There are times when I miss having little kids at home. I hate to admit just how much I loved being a mom of little kids. It was great when they depended
on me to guide, counsel or chastise. When they needed me to reassure them everything was going to be okay, when they needed a friend, a hot fudge sundae or just a hug from mom. The good ol' days.
Now, my children are adults.
Grown children are an entirely different story – you'd be surprised just how much they react and respond to things just like their younger selves, only now they have to 'prove' they're adult enough to handle what life throws at th
em. It's funny, most of the time.
I can almost predict what each child – er, excuse me, each adult child will do when presented with something they don't have a ready answer to.
Jane, my oldest, will complain, make wise cracks and solve the problem. My middle son will look to his big sister for guidance before making a decision, and the youngest … well, let's just say the youngest still has difficulty making the right choices.
Still, I'm grateful that they're all relatively happy, and still trying to live their lives to the fullest. What more can a mom ask for? Except grandchildren!
Who am I? How did I get here? How many times have you asked yourself those questions? How many times has a life-altering event changed everything you know about yourself?
Hopefully, not many, but for the events that shake everything up, you've got to put your big girl panties on. And wear a belt – don't want 'em to fall down during a crisis.
I see myself in the mirror every day … see what time has placed on my face, and I'm not scar
ed – okay, I'm a
little fearful about what's ahead, but I know who I am. I'm tough – I gave birth to three kids with no drugs, this I know. I'm capable, on most days confident, and I like to look on the bright side of things.
That's not so bad, right?
So, when I start asking myself those pesky little questions about how I got here, who am I …
? I just tell myself, I'm here because I want to be here, and that's okay.
When I was a younger woman, I used to think about my future a lot. Usually in terms of being a wife and mom. Once I had those jobs, I loved every single thing about them. Taking care of people is something I know how to do, and do well. It made me feel good, needed.
I really didn't consider the possibilities of my kids getting older and leaving home, or the fact my husband would some day no longer want to be married. Once
alities became my reality, I had to start over and change the way I valued myself, looked at the world and where I now fit in.
I'm making some progress. I work outside the home now, feeding people. Something I've always enjoyed. And while I still don't have all the answers, I'm closer to where I was say
a year ago. And that makes me feel good, stronger. Starting over, once you get past the fear, can be a good thing.

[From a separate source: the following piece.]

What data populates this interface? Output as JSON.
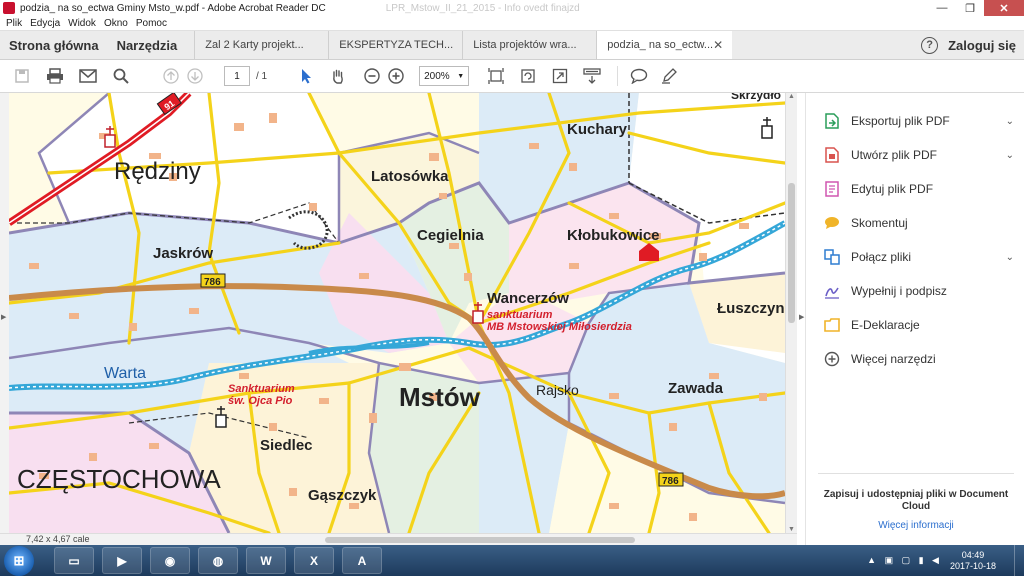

Support groups. How many times have I heard a friend or friend of a friend talk about support groups? Never in my wildest dreams did I think I'd need one for something that has caused me a great deal of grief – the end of my marriage.
When I finally realized my marriage was over, I grudgingly accepted the facts and did my best to move on. It wasn't easy. There were a lot of times when I wasn't sure who I was or what
to happen. Then one day, I read about this support group in one of those community papers – a group of women going through divorce and all the things they were doing to help each other. At first I was scared – what
if I was the only one my age? What if no one wanted to support me?
I couldn't have been more wrong! The first meeting was great – there were a lot of women in my age group – more so than younger women. In fact, I learned that ending a marriage later in life is not that unusual. The divorce rate for people over 50 is rising. Maybe this is due, in some way, to the fact that divorce in the last ten years doesn't carry the social stigma it once did.
I'm glad. I'm glad I can support other women going through the same thing. It makes it easier to know I'm not the only one having a bad day every now and then, and I like that.
Anyone who says grown kids don't suffer from their parents' divorce isn't being truthful. They do suffer. I've got three very important reasons – Jane, Frankie Jr. and Tommy, why I wasn't sure divorce was the right thing to do.
Still I worried.
What would my kids think? Would they feel the family dynamic they'd known their entire lives was something that couldn't work, and endure? Or would they blame their father or me for ruining something they were taught to hold sacred?
I didn't know, but I had to find out.
One night my kids and I
had a great dinner, and an even better discussion on the s
ubject. They admitted they were scared for me, worried I wouldn't find my way, but I assured them that with their help, I'd get through this. We all would. They even mustered up some concern for their father – a man who shall remain nameless on this blog because of all his transgressions. I went through it all – grief,
depression, anxiety, anger, fear, etc. – same as everybody else mourning a loss.
I'm happy my kids can still feel empathy, can still care about their dad, because even though our relationship ended, he's still their father. And the end of the marriage won't ever change that.
Family is family.